Task description: Your answer must be every line of the data that holds the string "Ctrl".
○ ○ ○ ○
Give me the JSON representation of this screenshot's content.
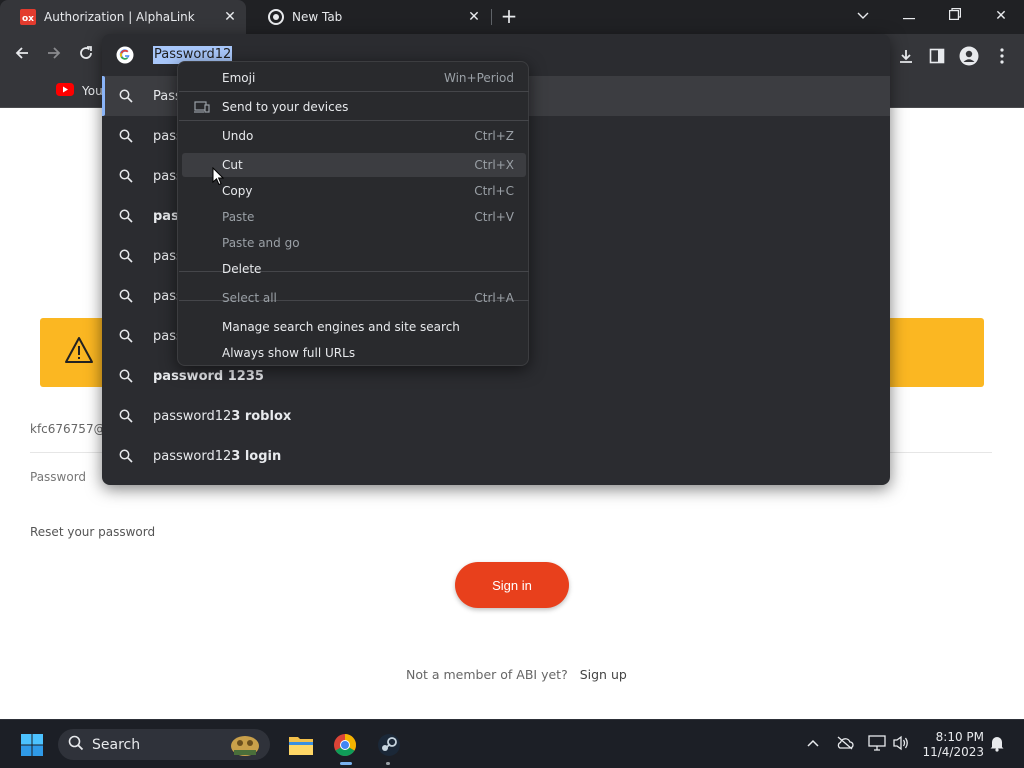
{
  "browser": {
    "tabs": [
      {
        "title": "Authorization | AlphaLink",
        "favicon": "alphalink-icon",
        "active": true
      },
      {
        "title": "New Tab",
        "favicon": "chrome-icon",
        "active": false
      }
    ],
    "new_tab_label": "+",
    "bookmarks": [
      {
        "label": "You",
        "icon": "youtube-icon"
      }
    ]
  },
  "omnibox": {
    "input_value": "Password12",
    "suggestions": [
      {
        "prefix": "Pass",
        "bold": "",
        "selected": true
      },
      {
        "prefix": "pass",
        "bold": ""
      },
      {
        "prefix": "pass",
        "bold": ""
      },
      {
        "prefix": "",
        "bold": "pas"
      },
      {
        "prefix": "pass",
        "bold": ""
      },
      {
        "prefix": "pass",
        "bold": ""
      },
      {
        "prefix": "pass",
        "bold": ""
      },
      {
        "prefix": "",
        "bold": "password 1235"
      },
      {
        "prefix": "password12",
        "bold": "3 roblox"
      },
      {
        "prefix": "password12",
        "bold": "3 login"
      }
    ]
  },
  "context_menu": {
    "items": [
      {
        "label": "Emoji",
        "shortcut": "Win+Period",
        "disabled": false
      },
      {
        "label": "Send to your devices",
        "shortcut": "",
        "disabled": false,
        "icon": "devices-icon"
      },
      {
        "label": "Undo",
        "shortcut": "Ctrl+Z",
        "disabled": false
      },
      {
        "label": "Cut",
        "shortcut": "Ctrl+X",
        "disabled": false,
        "highlighted": true
      },
      {
        "label": "Copy",
        "shortcut": "Ctrl+C",
        "disabled": false
      },
      {
        "label": "Paste",
        "shortcut": "Ctrl+V",
        "disabled": true
      },
      {
        "label": "Paste and go",
        "shortcut": "",
        "disabled": true
      },
      {
        "label": "Delete",
        "shortcut": "",
        "disabled": false
      },
      {
        "label": "Select all",
        "shortcut": "Ctrl+A",
        "disabled": true
      },
      {
        "label": "Manage search engines and site search",
        "shortcut": "",
        "disabled": false
      },
      {
        "label": "Always show full URLs",
        "shortcut": "",
        "disabled": false
      }
    ]
  },
  "page": {
    "email_partial": "kfc676757@",
    "password_label": "Password",
    "reset_link": "Reset your password",
    "signin_button": "Sign in",
    "not_member_text": "Not a member of ABI yet?",
    "signup_link": "Sign up",
    "warning_color": "#fbb722",
    "signin_color": "#e8401c"
  },
  "taskbar": {
    "search_label": "Search",
    "time": "8:10 PM",
    "date": "11/4/2023"
  }
}
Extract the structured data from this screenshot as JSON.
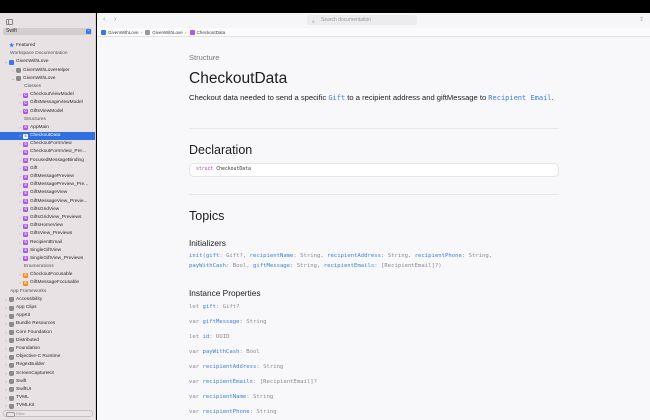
{
  "sidebar": {
    "language": "Swift",
    "filter_placeholder": "Filter",
    "items": [
      {
        "label": "Featured",
        "indent": 0,
        "icon": "star",
        "disc": ""
      },
      {
        "label": "Workspace Documentation",
        "indent": 0,
        "icon": "",
        "disc": "",
        "header": true
      },
      {
        "label": "GivenWithLove",
        "indent": 0,
        "icon": "project",
        "disc": "v"
      },
      {
        "label": "GivenWithLoveHelper",
        "indent": 1,
        "icon": "module",
        "disc": ">"
      },
      {
        "label": "GivenWithLove",
        "indent": 1,
        "icon": "module",
        "disc": "v"
      },
      {
        "label": "Classes",
        "indent": 2,
        "icon": "",
        "disc": "",
        "header": true
      },
      {
        "label": "CheckoutViewModel",
        "indent": 2,
        "icon": "C",
        "disc": ">"
      },
      {
        "label": "GiftsMessageViewModel",
        "indent": 2,
        "icon": "C",
        "disc": ">"
      },
      {
        "label": "GiftsViewModel",
        "indent": 2,
        "icon": "C",
        "disc": ">"
      },
      {
        "label": "Structures",
        "indent": 2,
        "icon": "",
        "disc": "",
        "header": true
      },
      {
        "label": "AppMain",
        "indent": 2,
        "icon": "S",
        "disc": ">"
      },
      {
        "label": "CheckoutData",
        "indent": 2,
        "icon": "S",
        "disc": ">",
        "selected": true
      },
      {
        "label": "CheckoutFormView",
        "indent": 2,
        "icon": "S",
        "disc": ">"
      },
      {
        "label": "CheckoutFormView_Pre...",
        "indent": 2,
        "icon": "S",
        "disc": ">"
      },
      {
        "label": "FocusedMessageBinding",
        "indent": 2,
        "icon": "S",
        "disc": ">"
      },
      {
        "label": "Gift",
        "indent": 2,
        "icon": "S",
        "disc": ">"
      },
      {
        "label": "GiftMessagePreview",
        "indent": 2,
        "icon": "S",
        "disc": ">"
      },
      {
        "label": "GiftMessagePreview_Pre...",
        "indent": 2,
        "icon": "S",
        "disc": ">"
      },
      {
        "label": "GiftMessageView",
        "indent": 2,
        "icon": "S",
        "disc": ">"
      },
      {
        "label": "GiftMessageView_Previe...",
        "indent": 2,
        "icon": "S",
        "disc": ">"
      },
      {
        "label": "GiftsGridView",
        "indent": 2,
        "icon": "S",
        "disc": ">"
      },
      {
        "label": "GiftsGridView_Previews",
        "indent": 2,
        "icon": "S",
        "disc": ">"
      },
      {
        "label": "GiftsHomeView",
        "indent": 2,
        "icon": "S",
        "disc": ">"
      },
      {
        "label": "GiftsView_Previews",
        "indent": 2,
        "icon": "S",
        "disc": ">"
      },
      {
        "label": "RecipientEmail",
        "indent": 2,
        "icon": "S",
        "disc": ">"
      },
      {
        "label": "SingleGiftView",
        "indent": 2,
        "icon": "S",
        "disc": ">"
      },
      {
        "label": "SingleGiftView_Previews",
        "indent": 2,
        "icon": "S",
        "disc": ">"
      },
      {
        "label": "Enumerations",
        "indent": 2,
        "icon": "",
        "disc": "",
        "header": true
      },
      {
        "label": "CheckoutFocusable",
        "indent": 2,
        "icon": "E",
        "disc": ">"
      },
      {
        "label": "GiftMessageFocusable",
        "indent": 2,
        "icon": "E",
        "disc": ">"
      },
      {
        "label": "App Frameworks",
        "indent": 0,
        "icon": "",
        "disc": "",
        "header": true
      },
      {
        "label": "Accessibility",
        "indent": 0,
        "icon": "framework",
        "disc": ">"
      },
      {
        "label": "App Clips",
        "indent": 0,
        "icon": "framework",
        "disc": ">"
      },
      {
        "label": "AppKit",
        "indent": 0,
        "icon": "framework",
        "disc": ">"
      },
      {
        "label": "Bundle Resources",
        "indent": 0,
        "icon": "framework",
        "disc": ">"
      },
      {
        "label": "Core Foundation",
        "indent": 0,
        "icon": "framework",
        "disc": ">"
      },
      {
        "label": "Distributed",
        "indent": 0,
        "icon": "framework",
        "disc": ">"
      },
      {
        "label": "Foundation",
        "indent": 0,
        "icon": "framework",
        "disc": ">"
      },
      {
        "label": "Objective-C Runtime",
        "indent": 0,
        "icon": "framework",
        "disc": ">"
      },
      {
        "label": "RegexBuilder",
        "indent": 0,
        "icon": "framework",
        "disc": ">"
      },
      {
        "label": "ScreenCaptureKit",
        "indent": 0,
        "icon": "framework",
        "disc": ">"
      },
      {
        "label": "Swift",
        "indent": 0,
        "icon": "framework",
        "disc": ">"
      },
      {
        "label": "SwiftUI",
        "indent": 0,
        "icon": "framework",
        "disc": ">"
      },
      {
        "label": "TVML",
        "indent": 0,
        "icon": "framework",
        "disc": ">"
      },
      {
        "label": "TVMLKit",
        "indent": 0,
        "icon": "framework",
        "disc": ">"
      }
    ]
  },
  "colors": {
    "class": "#a95ce0",
    "struct": "#a95ce0",
    "enum": "#f08a24",
    "selection": "#2f6fe0",
    "link": "#3a7fdc",
    "project": "#3a78e0"
  },
  "toolbar": {
    "search_placeholder": "Search documentation"
  },
  "breadcrumbs": [
    "GivenWithLove",
    "GivenWithLove",
    "CheckoutData"
  ],
  "doc": {
    "kind": "Structure",
    "title": "CheckoutData",
    "desc_pre": "Checkout data needed to send a specific ",
    "desc_link1": "Gift",
    "desc_mid": " to a recipient address and giftMessage to ",
    "desc_link2": "Recipient Email",
    "desc_post": ".",
    "declaration_heading": "Declaration",
    "declaration_kw": "struct",
    "declaration_name": "CheckoutData",
    "topics_heading": "Topics",
    "initializers_heading": "Initializers",
    "initializer_lines": [
      [
        [
          "n",
          "init("
        ],
        [
          "n",
          "gift"
        ],
        [
          "t",
          ": Gift?, "
        ],
        [
          "n",
          "recipientName"
        ],
        [
          "t",
          ": String, "
        ],
        [
          "n",
          "recipientAddress"
        ],
        [
          "t",
          ": String, "
        ],
        [
          "n",
          "recipientPhone"
        ],
        [
          "t",
          ": String,"
        ]
      ],
      [
        [
          "n",
          "payWithCash"
        ],
        [
          "t",
          ": Bool, "
        ],
        [
          "n",
          "giftMessage"
        ],
        [
          "t",
          ": String, "
        ],
        [
          "n",
          "recipientEmails"
        ],
        [
          "t",
          ": [RecipientEmail]?)"
        ]
      ]
    ],
    "properties_heading": "Instance Properties",
    "properties": [
      {
        "kw": "let",
        "name": "gift",
        "type": ": Gift?"
      },
      {
        "kw": "var",
        "name": "giftMessage",
        "type": ": String"
      },
      {
        "kw": "let",
        "name": "id",
        "type": ": UUID"
      },
      {
        "kw": "var",
        "name": "payWithCash",
        "type": ": Bool"
      },
      {
        "kw": "var",
        "name": "recipientAddress",
        "type": ": String"
      },
      {
        "kw": "var",
        "name": "recipientEmails",
        "type": ": [RecipientEmail]?"
      },
      {
        "kw": "var",
        "name": "recipientName",
        "type": ": String"
      },
      {
        "kw": "var",
        "name": "recipientPhone",
        "type": ": String"
      }
    ]
  }
}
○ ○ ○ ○
Exercise solution:
        "shortcut": "Ctrl+Z",
        "shortcut": "Ctrl+X",
        "shortcut": "Ctrl+C",
        "shortcut": "Ctrl+V",
        "shortcut": "Ctrl+A",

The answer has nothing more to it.